Data protection & privacyInformation technology
Working flat out, platforms like Facebook and Snapchat that were hit hard by Apple’s Tracking Transparency policy are rebuilding their measurement infrastructure around the little room for manoeuvre available to them.
As reported by the FT, these companies have been allowed to continue sharing user-level information from iPhones on the proviso that it is anonymous and aggregated rather than linked to individual IDs.
Why it matters
Apple’s Tracking Transparency weighed on the platforms that derived a lot of revenue from their links to affluent iOS users, but a loophole suggests they have found ways to rebuild around signals rather than individual IDs.
Both companies are now telling investors that they are making up for hindrances to performance measurement with new offers that involve sharing anonymous data in aggregate.
It all hinges on Apple’s ban on “uniquely identifying” a device but finds a loophole in the observation of “signals”. This, says the paper, has led to the creation of cohort-based methodologies that echo a technology Google is working on to replace the third-party cookie, Federated Learning of Cohorts, or FLoCs.

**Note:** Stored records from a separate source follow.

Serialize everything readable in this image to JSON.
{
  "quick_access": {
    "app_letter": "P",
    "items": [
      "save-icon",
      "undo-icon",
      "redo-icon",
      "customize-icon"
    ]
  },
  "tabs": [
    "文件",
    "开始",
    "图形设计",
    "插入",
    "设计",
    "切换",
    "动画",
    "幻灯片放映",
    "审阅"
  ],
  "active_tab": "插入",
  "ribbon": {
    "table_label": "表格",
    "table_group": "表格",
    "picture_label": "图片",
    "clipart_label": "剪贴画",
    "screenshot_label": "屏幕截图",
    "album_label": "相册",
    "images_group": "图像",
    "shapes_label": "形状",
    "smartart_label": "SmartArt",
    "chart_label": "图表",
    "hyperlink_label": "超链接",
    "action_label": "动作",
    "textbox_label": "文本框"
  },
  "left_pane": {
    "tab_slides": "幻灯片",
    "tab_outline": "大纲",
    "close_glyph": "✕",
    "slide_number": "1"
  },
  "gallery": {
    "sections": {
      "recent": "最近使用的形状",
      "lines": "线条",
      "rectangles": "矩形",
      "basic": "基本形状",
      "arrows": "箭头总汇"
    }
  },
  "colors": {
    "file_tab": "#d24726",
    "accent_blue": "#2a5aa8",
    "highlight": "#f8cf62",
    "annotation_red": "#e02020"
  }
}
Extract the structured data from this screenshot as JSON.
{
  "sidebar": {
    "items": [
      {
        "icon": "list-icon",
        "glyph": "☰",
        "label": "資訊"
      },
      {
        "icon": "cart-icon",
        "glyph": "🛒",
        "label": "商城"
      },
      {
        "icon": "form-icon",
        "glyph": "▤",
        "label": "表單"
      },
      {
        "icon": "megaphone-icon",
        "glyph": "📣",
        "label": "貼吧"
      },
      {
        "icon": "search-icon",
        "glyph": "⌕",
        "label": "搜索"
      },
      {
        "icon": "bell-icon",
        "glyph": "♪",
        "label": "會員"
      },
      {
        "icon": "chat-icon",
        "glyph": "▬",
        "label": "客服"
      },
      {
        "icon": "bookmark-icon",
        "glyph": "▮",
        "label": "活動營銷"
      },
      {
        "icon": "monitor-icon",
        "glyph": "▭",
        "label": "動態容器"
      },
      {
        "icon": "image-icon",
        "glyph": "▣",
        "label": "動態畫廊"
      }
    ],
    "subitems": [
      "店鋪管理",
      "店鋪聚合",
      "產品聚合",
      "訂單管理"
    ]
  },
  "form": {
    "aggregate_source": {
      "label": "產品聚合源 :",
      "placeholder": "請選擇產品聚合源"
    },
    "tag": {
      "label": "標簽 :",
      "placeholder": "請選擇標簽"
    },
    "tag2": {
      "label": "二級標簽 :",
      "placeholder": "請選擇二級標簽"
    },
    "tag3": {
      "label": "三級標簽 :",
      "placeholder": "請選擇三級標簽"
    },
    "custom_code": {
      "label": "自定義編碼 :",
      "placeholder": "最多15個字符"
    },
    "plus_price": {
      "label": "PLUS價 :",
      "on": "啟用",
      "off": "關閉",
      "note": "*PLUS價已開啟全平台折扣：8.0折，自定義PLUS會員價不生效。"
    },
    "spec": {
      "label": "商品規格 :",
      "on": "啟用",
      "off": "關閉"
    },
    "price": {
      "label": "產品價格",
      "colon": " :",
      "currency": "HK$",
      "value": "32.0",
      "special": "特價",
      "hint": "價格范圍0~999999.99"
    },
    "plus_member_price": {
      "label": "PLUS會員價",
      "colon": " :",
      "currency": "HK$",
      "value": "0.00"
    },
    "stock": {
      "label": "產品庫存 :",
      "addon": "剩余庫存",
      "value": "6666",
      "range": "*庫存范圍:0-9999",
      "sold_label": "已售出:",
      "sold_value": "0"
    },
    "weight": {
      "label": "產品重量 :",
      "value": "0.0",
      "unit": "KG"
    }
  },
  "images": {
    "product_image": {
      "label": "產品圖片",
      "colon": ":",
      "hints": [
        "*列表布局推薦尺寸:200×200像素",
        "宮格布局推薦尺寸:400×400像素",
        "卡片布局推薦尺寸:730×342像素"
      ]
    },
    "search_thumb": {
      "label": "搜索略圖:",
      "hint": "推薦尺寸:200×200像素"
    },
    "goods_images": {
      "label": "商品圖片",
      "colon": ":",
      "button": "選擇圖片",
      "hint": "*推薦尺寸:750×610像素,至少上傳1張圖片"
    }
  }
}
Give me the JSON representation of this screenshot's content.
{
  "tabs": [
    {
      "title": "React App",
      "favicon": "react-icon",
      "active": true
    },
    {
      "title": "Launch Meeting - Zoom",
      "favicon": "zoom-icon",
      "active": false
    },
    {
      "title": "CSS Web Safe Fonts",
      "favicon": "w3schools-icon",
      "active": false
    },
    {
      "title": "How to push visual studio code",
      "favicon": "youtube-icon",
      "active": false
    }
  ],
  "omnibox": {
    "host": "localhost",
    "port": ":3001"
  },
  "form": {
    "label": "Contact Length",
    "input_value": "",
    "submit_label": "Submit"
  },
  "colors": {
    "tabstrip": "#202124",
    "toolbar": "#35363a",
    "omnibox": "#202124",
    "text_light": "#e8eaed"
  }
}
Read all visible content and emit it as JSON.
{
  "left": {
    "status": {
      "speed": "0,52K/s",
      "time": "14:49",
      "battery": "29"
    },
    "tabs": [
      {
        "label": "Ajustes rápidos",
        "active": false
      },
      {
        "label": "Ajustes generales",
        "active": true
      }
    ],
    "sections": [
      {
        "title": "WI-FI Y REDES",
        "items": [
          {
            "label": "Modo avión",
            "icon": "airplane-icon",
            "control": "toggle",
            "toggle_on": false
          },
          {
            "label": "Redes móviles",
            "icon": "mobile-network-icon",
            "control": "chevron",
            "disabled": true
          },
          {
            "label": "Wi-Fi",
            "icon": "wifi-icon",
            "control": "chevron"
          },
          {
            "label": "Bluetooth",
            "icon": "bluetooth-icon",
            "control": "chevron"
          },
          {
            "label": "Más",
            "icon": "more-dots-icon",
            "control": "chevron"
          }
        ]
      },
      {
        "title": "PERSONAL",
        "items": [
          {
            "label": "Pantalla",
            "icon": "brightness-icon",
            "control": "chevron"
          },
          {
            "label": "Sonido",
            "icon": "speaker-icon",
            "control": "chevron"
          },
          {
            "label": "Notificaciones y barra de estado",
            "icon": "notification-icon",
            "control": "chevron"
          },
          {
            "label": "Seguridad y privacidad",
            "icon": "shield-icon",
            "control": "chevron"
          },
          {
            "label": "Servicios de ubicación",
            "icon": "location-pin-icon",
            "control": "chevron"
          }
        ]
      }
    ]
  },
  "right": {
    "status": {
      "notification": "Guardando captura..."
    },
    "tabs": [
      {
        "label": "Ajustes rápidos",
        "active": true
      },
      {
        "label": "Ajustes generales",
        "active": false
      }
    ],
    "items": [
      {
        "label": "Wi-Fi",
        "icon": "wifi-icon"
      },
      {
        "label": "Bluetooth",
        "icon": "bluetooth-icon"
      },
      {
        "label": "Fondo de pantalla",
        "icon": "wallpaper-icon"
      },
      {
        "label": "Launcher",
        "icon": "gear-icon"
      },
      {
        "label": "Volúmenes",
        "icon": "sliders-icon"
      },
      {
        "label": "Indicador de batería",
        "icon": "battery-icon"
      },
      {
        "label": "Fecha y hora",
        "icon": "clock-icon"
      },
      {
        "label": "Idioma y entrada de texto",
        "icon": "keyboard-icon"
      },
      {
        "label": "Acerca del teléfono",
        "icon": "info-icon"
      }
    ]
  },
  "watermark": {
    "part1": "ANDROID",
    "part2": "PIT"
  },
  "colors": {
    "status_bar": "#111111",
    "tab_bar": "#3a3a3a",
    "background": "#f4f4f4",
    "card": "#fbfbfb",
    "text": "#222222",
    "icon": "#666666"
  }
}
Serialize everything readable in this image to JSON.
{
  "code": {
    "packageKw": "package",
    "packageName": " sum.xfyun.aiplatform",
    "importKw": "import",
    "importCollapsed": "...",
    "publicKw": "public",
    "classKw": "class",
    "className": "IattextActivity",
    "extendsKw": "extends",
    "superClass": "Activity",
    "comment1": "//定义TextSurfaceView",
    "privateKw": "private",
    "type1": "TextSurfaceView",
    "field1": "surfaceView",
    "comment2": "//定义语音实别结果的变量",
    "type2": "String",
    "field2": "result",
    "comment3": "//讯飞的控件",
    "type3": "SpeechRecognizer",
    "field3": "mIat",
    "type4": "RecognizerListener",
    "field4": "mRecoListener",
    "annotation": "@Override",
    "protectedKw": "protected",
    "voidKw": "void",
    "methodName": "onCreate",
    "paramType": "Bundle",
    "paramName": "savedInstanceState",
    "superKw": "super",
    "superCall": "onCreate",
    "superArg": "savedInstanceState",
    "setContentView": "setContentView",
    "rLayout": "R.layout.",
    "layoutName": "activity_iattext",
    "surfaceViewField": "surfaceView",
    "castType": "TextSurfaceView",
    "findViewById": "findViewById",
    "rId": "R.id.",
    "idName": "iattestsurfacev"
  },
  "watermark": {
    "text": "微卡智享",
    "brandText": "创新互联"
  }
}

While Apple hasn’t explicitly assented to this technique, the loophole – which is based on the need for advertisers to know things like screen size and language – suggests there is a way around the block.